This reputation leads Bajnath to believe the bullets were fired during a robbery. The bank opened at 611 N. Franklin St. in the late-1800s.
“This was a federal exchange,” Bajnath said. “Money was brought here to be distributed throughout Florida."
It appears the robbery may have been a success.
“The bullet holes are on the plexiglass inside the vault,” Bajnath said. “They got to where the cash was. I’d love to know the story”
On the other hand, the Woolworth’s store two blocks over at 801 N Franklin St., has a well-known place in local history.
Part of it is the long rectangular stain on the floor.
“It’s from the old lunch counter where they had the sit-ins,” Bajnath said.
The protest on Feb. 29, 1960, led to the desegregation of city lunch counters.
Tiles from the era still line the wall.
Developer Wilson would like to restore them and maybe build a new lunch counter.
“It would be a shame to destroy that history,” she said.
Wilson feels the same way about the terrazzo tile sidewalk sign for the Marilyn Shoes chain store that once occupied the block at 807 N. Franklin St.

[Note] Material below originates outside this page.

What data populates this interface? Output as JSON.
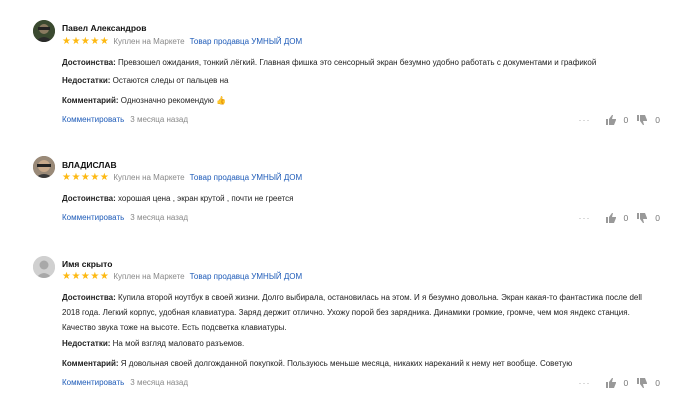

“Whatever we put here should have the name Marilyn in it,” Wilson said.
The four-story building at 811 N. Franklin St. that once housed the S. H. Kress & Co. five and dime department store still carries reminders of the thriving downtown shopping district of the early through mid-20th century. The district started fading with the opening of shopping malls.
Still intact at the Kress building are old racks leaning against walls, oven hoods in the basement employee cafeteria, and rows of indentations on the first floor.
Wilson believes they formed over the years from the weight of the racks. Bajnath has a different theory.
“The racks and tables were set up around those indentations,” Bajnath said. “The indentations were created by feet as people walked in and out as they shopped.”
The biggest mystery surrounds the water that sometimes bubbles up from the Kress basement floor.
It’s a natural spring, Bajnath said — a source of fresh water that would have made it a gathering spot for Native Americans who first occupied the area and later for those Europeans and their descendants who settled Tampa.
The spring was capped while the store was in operation.
“There are a lot of stories here,” Bajnath said. “I love these buildings.”